- THE INPUT
::::::::
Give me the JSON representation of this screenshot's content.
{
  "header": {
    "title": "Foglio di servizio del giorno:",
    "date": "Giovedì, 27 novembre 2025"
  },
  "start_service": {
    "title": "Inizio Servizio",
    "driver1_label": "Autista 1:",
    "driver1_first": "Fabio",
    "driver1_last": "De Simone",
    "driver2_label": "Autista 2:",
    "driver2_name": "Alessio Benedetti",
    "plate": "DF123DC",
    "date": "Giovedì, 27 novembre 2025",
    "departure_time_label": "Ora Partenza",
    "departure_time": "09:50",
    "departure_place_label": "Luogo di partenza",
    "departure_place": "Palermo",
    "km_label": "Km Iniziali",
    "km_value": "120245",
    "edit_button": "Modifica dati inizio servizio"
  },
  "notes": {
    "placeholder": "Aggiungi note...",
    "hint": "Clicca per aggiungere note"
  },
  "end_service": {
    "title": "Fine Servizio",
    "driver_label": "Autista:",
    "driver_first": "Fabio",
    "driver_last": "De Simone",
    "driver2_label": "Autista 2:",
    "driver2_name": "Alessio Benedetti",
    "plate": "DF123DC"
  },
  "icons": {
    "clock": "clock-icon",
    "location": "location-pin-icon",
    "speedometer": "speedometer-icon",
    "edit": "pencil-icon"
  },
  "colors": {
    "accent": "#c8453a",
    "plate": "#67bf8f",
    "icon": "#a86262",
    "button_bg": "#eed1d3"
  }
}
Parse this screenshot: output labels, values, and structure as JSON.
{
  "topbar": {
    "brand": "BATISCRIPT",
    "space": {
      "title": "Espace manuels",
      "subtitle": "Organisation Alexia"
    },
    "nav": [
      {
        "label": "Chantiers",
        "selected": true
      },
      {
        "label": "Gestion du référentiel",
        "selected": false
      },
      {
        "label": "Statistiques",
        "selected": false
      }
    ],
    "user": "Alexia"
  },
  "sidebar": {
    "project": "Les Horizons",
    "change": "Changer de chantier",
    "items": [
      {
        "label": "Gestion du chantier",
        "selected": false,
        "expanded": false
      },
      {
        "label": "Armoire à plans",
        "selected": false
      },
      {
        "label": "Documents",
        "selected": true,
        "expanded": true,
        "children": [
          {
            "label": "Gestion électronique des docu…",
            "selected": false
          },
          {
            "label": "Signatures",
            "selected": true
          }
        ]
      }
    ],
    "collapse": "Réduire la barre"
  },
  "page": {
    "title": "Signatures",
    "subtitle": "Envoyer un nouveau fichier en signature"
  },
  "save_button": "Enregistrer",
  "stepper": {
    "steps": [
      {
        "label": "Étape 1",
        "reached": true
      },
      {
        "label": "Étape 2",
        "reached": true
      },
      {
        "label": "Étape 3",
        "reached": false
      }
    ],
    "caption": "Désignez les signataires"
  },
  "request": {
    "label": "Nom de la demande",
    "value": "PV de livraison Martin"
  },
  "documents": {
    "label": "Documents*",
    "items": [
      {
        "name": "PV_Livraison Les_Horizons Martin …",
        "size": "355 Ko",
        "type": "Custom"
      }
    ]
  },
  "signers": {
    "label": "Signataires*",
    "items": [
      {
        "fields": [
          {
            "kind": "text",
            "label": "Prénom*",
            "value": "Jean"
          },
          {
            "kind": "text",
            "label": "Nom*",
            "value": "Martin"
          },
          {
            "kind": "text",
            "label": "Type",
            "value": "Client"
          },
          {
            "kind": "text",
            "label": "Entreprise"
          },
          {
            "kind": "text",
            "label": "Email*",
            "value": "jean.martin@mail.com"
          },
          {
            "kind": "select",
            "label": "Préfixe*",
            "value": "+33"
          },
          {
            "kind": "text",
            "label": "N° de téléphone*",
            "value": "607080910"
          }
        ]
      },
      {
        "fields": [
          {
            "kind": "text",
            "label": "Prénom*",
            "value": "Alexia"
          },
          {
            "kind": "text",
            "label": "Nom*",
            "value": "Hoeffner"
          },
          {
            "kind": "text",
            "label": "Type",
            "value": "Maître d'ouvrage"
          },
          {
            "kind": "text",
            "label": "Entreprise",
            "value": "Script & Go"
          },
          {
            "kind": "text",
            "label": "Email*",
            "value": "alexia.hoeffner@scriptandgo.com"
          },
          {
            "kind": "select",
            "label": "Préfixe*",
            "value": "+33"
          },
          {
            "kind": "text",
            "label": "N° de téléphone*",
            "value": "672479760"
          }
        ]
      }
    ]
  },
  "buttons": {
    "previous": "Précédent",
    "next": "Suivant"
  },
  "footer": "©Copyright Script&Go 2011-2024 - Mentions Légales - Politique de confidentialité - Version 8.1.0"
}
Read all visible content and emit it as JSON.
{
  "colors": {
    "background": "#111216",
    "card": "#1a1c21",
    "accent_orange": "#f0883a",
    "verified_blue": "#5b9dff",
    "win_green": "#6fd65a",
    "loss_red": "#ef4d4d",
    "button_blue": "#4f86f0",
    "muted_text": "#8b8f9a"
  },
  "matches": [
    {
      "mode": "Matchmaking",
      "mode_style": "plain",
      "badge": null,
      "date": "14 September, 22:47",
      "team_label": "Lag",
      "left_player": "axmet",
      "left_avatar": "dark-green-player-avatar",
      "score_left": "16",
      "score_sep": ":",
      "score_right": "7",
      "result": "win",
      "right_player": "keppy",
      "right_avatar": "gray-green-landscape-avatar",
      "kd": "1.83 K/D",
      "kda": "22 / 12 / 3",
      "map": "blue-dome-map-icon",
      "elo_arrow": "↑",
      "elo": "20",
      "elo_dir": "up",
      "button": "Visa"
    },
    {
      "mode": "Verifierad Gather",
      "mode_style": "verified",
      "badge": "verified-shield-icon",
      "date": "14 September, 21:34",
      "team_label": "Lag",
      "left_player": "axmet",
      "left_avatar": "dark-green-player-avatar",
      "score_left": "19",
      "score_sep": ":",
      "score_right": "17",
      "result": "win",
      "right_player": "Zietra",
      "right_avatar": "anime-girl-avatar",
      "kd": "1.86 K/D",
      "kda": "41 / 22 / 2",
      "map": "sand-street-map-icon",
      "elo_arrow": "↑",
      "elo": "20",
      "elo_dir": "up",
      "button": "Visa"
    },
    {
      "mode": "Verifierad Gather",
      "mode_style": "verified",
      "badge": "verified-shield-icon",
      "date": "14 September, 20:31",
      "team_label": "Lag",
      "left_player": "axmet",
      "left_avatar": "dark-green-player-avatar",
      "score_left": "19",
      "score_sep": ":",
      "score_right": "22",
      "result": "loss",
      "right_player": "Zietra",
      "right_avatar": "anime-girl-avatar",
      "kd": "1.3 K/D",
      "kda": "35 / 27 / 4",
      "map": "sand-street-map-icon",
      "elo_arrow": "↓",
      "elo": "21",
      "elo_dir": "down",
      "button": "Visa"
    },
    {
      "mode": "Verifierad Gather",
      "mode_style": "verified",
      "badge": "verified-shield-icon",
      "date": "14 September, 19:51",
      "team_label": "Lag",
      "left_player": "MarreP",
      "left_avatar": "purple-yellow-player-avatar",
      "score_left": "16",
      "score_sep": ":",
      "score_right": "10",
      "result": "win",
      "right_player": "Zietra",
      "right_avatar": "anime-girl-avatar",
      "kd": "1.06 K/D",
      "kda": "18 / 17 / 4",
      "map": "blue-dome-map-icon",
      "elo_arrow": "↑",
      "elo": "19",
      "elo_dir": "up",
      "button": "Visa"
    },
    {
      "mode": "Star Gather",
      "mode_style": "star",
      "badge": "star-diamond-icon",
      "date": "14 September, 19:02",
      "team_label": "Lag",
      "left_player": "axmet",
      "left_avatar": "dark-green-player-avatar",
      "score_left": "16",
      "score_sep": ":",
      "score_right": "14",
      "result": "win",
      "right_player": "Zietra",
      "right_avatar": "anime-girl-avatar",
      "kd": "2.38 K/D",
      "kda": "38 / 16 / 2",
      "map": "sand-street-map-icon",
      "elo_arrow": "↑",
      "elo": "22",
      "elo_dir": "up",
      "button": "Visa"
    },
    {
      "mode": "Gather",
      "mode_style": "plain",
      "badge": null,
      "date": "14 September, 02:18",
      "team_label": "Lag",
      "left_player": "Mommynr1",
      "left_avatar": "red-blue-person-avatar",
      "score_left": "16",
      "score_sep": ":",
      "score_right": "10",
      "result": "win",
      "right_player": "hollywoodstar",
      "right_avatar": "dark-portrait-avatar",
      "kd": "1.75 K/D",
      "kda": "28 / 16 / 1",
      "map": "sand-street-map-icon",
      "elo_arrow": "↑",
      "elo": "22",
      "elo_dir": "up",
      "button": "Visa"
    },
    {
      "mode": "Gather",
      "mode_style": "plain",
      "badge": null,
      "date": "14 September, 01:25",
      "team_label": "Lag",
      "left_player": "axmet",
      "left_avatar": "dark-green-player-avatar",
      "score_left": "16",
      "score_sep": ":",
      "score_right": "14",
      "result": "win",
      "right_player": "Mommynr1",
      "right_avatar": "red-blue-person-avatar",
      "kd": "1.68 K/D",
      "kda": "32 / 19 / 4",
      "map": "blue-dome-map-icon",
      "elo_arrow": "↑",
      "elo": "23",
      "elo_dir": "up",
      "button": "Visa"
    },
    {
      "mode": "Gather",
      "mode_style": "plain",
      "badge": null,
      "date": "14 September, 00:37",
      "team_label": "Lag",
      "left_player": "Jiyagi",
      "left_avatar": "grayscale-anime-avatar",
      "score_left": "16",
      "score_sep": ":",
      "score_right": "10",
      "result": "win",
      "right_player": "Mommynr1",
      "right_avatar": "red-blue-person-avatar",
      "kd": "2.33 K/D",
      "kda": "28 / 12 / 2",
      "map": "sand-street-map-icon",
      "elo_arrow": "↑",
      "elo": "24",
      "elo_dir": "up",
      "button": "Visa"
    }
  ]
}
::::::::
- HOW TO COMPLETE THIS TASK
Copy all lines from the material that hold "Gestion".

- TASK OUTPUT
        "label": "Gestion du référentiel",
        "label": "Gestion du chantier",
            "label": "Gestion électronique des docu…",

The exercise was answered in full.